How To Sewing Solutions
Can a pattern for knit be made in a woven if cut on the bias? Yes! The first thing you need to do is change the grainline. To prevent ripples on bias seams, add 1" to the cutting line on vertical and diagonal seams. If you want the bias garment to fit a bit looser, cut an extra 1" for fit insurance at the side seams. Baste the side seams at 2L": L" for the existing seam allowance, 1" for bias and 1" for fit insurance. Let out or take in to suit, sewing the seams with a narrow zigzag (1.0 mm wide, 2.0 mm long). This will allow the seams to relax as the fabric relaxes. Cut the seam allowance width down to 1". Press open the seams, slightly stretching the seam allowances vertically as you press.
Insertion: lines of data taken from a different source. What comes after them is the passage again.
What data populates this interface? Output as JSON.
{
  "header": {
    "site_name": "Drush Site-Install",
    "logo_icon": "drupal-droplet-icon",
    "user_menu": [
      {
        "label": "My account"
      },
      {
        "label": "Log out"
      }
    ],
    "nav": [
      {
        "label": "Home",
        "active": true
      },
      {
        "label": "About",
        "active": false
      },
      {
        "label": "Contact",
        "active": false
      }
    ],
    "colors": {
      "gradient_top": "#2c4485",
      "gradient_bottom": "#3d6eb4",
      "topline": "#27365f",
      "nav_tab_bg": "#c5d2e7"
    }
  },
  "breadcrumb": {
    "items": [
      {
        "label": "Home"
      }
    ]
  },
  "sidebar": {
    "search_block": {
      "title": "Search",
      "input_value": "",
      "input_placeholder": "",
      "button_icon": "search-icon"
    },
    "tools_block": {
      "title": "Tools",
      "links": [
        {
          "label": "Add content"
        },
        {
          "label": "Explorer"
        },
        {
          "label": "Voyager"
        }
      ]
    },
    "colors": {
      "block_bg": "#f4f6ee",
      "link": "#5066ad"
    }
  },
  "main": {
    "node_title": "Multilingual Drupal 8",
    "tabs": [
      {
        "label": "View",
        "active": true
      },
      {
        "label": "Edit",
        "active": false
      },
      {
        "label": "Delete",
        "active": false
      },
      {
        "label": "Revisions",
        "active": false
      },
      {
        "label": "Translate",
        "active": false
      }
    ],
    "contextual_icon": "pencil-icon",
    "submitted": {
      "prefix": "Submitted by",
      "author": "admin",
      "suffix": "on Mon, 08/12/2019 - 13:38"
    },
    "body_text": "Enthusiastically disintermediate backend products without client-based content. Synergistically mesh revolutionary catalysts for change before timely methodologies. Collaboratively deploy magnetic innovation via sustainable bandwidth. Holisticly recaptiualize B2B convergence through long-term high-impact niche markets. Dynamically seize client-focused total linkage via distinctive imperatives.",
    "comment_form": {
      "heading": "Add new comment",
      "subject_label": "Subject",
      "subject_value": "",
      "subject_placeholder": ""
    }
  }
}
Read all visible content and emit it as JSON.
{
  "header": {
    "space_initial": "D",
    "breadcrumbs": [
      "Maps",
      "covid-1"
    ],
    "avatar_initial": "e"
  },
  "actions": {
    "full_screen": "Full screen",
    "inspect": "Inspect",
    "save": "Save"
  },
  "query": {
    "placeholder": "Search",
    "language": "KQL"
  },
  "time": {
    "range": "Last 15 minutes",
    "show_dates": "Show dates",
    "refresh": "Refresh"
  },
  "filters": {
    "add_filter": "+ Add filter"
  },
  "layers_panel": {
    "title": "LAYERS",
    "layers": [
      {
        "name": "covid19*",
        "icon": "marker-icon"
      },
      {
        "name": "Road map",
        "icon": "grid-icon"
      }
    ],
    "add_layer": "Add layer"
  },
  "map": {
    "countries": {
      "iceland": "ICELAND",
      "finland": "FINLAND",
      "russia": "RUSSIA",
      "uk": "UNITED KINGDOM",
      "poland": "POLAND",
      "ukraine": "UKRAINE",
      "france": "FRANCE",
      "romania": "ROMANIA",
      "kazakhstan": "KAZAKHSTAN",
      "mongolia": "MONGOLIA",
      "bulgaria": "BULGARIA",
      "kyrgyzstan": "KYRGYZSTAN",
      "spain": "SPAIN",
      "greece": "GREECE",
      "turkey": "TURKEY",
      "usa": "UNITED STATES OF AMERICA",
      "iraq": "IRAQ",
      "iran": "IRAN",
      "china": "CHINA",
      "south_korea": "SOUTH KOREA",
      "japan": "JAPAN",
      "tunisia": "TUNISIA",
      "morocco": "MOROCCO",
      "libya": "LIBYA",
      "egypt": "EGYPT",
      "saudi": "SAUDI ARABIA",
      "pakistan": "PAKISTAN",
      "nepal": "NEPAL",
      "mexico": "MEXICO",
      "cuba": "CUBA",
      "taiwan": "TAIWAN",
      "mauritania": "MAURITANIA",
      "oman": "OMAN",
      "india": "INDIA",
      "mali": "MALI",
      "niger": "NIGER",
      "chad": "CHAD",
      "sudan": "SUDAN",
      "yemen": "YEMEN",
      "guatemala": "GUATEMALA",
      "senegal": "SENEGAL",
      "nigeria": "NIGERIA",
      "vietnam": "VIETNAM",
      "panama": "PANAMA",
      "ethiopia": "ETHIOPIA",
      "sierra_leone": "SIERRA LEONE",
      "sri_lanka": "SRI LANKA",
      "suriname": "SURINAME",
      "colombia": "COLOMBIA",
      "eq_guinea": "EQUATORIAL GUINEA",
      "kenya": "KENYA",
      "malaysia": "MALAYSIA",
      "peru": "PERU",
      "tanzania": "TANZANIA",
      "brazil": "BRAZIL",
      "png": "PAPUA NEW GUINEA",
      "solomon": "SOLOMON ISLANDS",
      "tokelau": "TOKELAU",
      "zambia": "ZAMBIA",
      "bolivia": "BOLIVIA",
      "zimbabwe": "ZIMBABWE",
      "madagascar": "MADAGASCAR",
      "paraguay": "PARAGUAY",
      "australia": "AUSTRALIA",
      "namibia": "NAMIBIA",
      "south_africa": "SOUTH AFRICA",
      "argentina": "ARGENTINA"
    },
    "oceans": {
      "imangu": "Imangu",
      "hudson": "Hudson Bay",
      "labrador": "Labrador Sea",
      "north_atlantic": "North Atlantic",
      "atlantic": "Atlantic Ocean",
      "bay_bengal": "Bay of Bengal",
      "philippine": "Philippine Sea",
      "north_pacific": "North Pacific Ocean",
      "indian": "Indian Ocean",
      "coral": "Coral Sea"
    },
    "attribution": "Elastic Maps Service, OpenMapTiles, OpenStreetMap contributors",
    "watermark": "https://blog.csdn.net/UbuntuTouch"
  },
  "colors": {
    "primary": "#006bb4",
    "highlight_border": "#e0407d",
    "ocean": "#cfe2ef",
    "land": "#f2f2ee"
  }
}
Forget letting the garment hang 24 hours before hemming. Then give the whole garment an overall press, stretching the fabric slightly vertically with the iron. This will relax the fabric so you can use a hem marker to get an even hem.
If bust darts are always too high for you, try this easy solution: Across the front bodice, draw a horizontal line across the pattern 1" down from the bottom of the armhole. Cut apart the pattern and lengthen the bodice the amount you want to lower the front dart. Draw a horizontal line on the same front, somewhere under the dart and above the waist. Shorten the pattern on the second line the same amount you lengthened above the dart. Now the length of the side seams match.
This is Only a Test
Before preshrinking any fabric with a metallic finish in the washing machine and dryer, cut a 4" square and toss it in with your next load of laundry. The metallic finish might wash off. You'll be glad you didn't throw the whole piece in. Dry-clean the completed garment to maintain the fabric's luster.
Handle With Care
Can silk doupioni or silk shantung be washed? Yes, but only by hand using my favorite detergent for silk, a tablespoon of shampoo. Rinse in cool water and air dry. That being said, washing silk makes the fabric become softer and lose body. If you want the fabric to maintain its crispness, dry cleaning is recommended. In this case, no preshrinking is needed.
Not all hem allowances are created equal. Not only does the garment style determine the width of the hem allowance, the fabric comes into the decision as well. Typically a hem allowance on a knit top or full knit skirt is H", but on a straight or A-line knit dress, a 1H" width is preferred to give the hem weight. A jacket hem can be 1G" to 1H" while a coat hem is 2H" wide to give it weight. A blouse hem often uses a double turn of G". A full skirt has a narrow H" hem to eliminate bulk while a straight skirt needs a 2" to 2H" hem to give weight. Trouser hems are typically 1G", while a fuller pant needs a H" hem to eliminate bulk. For jeans, a double turn of H" is sta...